D. Communication and Collaboration with Recently Disabled Patients Concerning Life-Sustaining Treatments

Section 3: Psychological Dimensions of Decision-Making about Life-Sustaining Treatment and Care Near the End of Life

A. Coping as a Factor in Treatment Decision-Making

B. Hope as a Factor in Treatment Decision-Making

C. Ambivalence, Denial, and Grief as Factors in Treatment Decision-Making

D. Existential Suffering as a Factor in Treatment Decision-Making

E. Spirituality and Religion as Factors in Treatment Decision-Making

F. Religious Objections During Treatment Decision-Making

G. Moral Distress as a Factor in Treatment Decision-Making

H. Integrating Bereavement Care for Loved Ones and Professionals into Care Near the End of Life

Section 4: Decision-Making Concerning Specific Treatments and Technologies

A. Forgoing Life-Sustaining Treatments: Ethical and Practical Considerations for Clinicians

B. Brain Injuries and Neurological States

C. Mechanical Ventilation

D. Cardiopulmonary Resuscitation and Cardiac Treatments

E. Dialysis

F. Nutrition and Hydration

G. Chemotherapy and Other Cancer Treatments

H. Routine Medications, Antibiotics, and Invasive Procedures

I. Blood Transfusion and Blood Products

J. Palliative Sedation

Section 5: Institutional Discussion Guide on Resource Allocation and the Cost of Care

A. Developing a Practice of Discussing Resource Allocation and the Cost of Care: Six Strategies

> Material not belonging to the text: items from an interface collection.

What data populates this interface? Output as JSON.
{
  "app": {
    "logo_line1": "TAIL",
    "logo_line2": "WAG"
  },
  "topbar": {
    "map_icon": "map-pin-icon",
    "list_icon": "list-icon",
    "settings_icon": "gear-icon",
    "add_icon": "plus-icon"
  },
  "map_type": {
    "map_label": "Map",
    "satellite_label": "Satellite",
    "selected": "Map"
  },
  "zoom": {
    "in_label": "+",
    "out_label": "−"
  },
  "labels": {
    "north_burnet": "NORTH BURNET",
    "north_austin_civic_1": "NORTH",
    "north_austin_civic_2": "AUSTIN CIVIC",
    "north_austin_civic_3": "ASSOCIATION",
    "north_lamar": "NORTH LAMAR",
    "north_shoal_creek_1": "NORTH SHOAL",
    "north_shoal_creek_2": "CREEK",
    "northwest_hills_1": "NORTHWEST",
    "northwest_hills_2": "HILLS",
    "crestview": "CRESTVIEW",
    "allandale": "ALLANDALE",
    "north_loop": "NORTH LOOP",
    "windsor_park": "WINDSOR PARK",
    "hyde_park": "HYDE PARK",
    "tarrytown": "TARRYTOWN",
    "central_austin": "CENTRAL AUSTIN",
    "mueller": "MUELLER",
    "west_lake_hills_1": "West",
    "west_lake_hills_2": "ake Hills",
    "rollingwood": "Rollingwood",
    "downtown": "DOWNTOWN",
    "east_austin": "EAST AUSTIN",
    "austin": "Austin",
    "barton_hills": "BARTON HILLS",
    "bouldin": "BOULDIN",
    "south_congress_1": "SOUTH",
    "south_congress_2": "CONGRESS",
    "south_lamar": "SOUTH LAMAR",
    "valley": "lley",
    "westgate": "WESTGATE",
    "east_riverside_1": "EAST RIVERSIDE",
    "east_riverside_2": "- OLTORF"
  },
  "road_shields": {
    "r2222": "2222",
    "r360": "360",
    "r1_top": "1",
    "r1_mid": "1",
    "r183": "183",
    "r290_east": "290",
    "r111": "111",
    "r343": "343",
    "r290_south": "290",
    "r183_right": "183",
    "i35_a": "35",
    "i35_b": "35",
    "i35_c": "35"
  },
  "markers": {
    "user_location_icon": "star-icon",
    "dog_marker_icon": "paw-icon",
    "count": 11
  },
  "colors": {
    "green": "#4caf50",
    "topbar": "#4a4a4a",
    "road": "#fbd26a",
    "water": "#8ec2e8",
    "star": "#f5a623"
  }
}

B. Discussing Uncompensated Care for Patients Without Insurance

Notes

Glossary

Cited Legal Authorities

Selected Bibliography

Index